Excerpts from an interface dataset
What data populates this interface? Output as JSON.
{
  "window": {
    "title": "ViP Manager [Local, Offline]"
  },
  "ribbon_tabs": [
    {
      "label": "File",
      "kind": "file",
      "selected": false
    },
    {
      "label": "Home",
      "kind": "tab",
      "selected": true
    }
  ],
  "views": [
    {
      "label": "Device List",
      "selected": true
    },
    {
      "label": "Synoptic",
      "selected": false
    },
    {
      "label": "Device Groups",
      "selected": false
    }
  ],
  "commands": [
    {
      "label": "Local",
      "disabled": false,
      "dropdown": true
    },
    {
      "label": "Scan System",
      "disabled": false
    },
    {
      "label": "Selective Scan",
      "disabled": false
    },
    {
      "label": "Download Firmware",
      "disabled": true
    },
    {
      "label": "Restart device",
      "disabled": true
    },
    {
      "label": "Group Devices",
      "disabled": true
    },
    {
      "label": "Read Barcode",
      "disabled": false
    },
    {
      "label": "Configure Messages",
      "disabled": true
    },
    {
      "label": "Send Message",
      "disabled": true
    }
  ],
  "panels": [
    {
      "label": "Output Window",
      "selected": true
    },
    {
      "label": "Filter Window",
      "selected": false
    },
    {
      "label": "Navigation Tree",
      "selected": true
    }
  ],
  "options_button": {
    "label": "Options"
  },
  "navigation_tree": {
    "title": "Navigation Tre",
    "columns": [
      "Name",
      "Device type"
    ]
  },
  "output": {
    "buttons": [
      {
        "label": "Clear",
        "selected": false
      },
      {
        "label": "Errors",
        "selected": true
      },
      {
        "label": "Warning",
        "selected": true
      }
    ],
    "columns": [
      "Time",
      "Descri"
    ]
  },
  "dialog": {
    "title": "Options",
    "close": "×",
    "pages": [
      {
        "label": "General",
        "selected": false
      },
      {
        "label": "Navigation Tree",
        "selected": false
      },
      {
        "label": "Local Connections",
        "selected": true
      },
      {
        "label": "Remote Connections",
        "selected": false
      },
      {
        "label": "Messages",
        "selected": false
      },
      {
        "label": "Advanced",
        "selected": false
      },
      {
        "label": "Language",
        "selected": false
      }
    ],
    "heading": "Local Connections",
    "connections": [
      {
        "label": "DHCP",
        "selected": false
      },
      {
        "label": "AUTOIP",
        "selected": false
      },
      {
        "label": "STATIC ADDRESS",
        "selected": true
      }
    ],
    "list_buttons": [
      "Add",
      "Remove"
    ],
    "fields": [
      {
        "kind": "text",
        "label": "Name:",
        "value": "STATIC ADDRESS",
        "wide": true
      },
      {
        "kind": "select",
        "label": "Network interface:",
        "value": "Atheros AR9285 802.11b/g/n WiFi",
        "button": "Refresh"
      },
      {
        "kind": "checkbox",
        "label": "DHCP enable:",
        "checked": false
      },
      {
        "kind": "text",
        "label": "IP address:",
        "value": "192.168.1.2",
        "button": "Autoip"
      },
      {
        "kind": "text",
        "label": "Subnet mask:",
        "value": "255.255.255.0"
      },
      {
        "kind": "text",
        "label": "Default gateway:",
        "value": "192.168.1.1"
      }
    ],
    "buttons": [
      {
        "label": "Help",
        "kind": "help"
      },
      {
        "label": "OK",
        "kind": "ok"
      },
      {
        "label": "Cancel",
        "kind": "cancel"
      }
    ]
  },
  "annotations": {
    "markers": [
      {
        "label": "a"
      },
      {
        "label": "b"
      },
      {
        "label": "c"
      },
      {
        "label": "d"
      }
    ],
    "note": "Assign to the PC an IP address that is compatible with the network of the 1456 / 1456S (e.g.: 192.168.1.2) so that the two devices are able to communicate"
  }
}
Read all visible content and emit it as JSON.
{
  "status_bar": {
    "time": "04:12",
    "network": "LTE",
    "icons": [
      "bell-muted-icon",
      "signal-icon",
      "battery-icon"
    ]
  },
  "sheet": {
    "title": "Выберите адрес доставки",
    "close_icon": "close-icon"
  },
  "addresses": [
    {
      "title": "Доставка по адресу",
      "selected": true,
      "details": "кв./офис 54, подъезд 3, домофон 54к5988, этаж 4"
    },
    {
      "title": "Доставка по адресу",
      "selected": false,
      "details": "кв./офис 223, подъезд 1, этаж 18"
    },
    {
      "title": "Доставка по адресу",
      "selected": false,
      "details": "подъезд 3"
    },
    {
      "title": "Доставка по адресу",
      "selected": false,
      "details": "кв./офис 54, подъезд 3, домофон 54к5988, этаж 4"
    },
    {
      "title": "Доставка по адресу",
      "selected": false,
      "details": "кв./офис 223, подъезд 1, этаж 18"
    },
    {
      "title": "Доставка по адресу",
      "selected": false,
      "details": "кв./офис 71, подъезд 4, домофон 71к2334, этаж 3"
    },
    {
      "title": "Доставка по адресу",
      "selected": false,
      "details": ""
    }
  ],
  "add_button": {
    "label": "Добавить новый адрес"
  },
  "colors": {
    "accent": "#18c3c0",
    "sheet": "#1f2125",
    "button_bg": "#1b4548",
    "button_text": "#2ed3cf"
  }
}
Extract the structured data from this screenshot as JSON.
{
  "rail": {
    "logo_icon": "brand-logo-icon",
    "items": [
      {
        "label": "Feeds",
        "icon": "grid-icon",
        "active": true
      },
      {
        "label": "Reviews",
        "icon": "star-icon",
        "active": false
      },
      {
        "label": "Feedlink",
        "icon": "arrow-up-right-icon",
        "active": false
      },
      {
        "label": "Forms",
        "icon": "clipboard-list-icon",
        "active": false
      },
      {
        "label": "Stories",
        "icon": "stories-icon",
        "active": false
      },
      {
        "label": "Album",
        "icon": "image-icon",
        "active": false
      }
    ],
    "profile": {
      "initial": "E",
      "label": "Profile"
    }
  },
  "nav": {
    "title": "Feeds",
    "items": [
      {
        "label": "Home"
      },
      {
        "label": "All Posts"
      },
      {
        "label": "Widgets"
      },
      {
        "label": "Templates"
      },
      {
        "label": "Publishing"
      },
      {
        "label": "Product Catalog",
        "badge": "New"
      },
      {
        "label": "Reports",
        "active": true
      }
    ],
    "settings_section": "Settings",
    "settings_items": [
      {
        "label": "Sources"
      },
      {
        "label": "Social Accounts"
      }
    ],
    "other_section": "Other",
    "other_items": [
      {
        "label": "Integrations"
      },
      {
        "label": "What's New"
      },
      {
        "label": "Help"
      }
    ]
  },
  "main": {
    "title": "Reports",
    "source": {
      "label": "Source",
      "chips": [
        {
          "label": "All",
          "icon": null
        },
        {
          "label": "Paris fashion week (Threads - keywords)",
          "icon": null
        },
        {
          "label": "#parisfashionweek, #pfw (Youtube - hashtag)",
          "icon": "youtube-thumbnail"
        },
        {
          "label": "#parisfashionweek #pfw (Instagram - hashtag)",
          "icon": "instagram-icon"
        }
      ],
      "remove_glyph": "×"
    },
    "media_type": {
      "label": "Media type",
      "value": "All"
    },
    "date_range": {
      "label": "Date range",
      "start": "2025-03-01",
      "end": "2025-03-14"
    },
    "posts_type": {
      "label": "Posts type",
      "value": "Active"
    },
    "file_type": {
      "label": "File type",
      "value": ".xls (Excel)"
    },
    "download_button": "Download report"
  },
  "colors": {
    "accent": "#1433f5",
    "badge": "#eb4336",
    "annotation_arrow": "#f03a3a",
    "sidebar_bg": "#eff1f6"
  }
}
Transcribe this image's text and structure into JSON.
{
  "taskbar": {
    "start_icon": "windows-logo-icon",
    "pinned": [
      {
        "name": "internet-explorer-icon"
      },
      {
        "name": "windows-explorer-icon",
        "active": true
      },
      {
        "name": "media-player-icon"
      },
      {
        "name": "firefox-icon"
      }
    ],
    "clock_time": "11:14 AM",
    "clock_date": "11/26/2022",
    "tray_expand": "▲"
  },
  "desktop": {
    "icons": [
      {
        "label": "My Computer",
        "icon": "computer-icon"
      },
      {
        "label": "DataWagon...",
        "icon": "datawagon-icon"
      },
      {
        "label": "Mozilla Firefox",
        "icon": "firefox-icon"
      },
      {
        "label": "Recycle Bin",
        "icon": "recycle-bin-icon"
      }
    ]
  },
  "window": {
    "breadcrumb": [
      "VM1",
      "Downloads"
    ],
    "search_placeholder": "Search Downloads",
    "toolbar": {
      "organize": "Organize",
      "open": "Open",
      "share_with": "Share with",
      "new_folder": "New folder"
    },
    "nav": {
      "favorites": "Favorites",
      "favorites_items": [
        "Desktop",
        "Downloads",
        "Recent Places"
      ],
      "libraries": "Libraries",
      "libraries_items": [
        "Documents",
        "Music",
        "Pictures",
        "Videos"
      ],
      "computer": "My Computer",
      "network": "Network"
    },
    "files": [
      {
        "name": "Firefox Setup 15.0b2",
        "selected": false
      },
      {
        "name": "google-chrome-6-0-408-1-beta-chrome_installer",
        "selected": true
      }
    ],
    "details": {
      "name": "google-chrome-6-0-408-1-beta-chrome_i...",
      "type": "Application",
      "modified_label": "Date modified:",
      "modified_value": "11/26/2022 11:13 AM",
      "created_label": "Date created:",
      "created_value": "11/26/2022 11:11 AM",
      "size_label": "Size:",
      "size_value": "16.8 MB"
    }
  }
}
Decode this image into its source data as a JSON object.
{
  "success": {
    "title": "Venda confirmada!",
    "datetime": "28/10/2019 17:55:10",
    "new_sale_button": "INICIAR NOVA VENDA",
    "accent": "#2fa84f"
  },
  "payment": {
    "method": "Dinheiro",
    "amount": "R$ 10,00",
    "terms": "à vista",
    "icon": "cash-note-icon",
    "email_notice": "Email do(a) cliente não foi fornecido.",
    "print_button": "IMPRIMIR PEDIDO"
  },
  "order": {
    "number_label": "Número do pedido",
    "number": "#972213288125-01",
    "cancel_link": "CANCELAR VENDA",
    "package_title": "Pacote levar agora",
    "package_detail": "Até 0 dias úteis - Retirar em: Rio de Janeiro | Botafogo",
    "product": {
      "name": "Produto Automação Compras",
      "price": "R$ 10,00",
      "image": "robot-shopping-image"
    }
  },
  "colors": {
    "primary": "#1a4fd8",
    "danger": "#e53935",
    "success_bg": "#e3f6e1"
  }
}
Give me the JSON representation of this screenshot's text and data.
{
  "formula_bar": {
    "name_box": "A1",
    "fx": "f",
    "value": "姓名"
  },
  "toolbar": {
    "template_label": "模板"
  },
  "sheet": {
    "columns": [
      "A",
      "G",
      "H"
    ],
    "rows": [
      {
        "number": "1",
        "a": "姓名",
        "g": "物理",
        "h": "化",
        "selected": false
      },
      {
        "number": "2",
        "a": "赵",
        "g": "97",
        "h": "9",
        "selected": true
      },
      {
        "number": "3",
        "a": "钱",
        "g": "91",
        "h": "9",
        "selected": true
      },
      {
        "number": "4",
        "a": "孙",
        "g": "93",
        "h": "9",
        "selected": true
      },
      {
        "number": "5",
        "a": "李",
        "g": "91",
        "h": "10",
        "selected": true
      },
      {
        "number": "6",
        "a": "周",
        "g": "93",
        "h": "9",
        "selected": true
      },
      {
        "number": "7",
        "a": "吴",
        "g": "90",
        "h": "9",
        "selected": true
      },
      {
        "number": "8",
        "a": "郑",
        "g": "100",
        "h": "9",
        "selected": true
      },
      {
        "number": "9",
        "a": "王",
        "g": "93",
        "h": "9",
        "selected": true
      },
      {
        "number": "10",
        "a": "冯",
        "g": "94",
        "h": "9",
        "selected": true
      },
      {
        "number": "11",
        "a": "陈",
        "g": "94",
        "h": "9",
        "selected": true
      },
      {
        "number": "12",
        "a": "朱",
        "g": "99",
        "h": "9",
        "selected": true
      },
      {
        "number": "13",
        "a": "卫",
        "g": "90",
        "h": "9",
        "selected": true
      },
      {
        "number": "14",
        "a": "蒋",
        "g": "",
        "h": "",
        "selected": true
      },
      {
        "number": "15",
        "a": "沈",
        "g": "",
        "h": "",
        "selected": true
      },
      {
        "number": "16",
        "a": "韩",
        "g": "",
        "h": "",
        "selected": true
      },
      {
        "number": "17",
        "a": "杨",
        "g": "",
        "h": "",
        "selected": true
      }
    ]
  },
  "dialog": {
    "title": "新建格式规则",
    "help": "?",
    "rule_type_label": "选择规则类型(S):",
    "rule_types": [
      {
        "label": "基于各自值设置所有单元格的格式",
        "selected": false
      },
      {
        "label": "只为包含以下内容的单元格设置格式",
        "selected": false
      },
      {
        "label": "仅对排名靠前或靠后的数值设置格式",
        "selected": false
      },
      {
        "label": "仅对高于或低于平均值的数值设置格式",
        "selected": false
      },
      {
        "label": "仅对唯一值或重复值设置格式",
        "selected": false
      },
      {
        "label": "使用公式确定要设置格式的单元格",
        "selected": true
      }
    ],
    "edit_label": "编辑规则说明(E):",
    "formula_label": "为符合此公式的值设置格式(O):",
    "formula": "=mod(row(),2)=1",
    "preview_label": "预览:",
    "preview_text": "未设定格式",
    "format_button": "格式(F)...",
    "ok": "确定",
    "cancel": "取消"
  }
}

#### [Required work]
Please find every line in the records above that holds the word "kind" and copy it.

#### [Response below]
      "kind": "file",
      "kind": "tab",
        "kind": "text",
        "kind": "select",
        "kind": "checkbox",
        "kind": "text",
        "kind": "text",
        "kind": "text",
        "kind": "help"
        "kind": "ok"
        "kind": "cancel"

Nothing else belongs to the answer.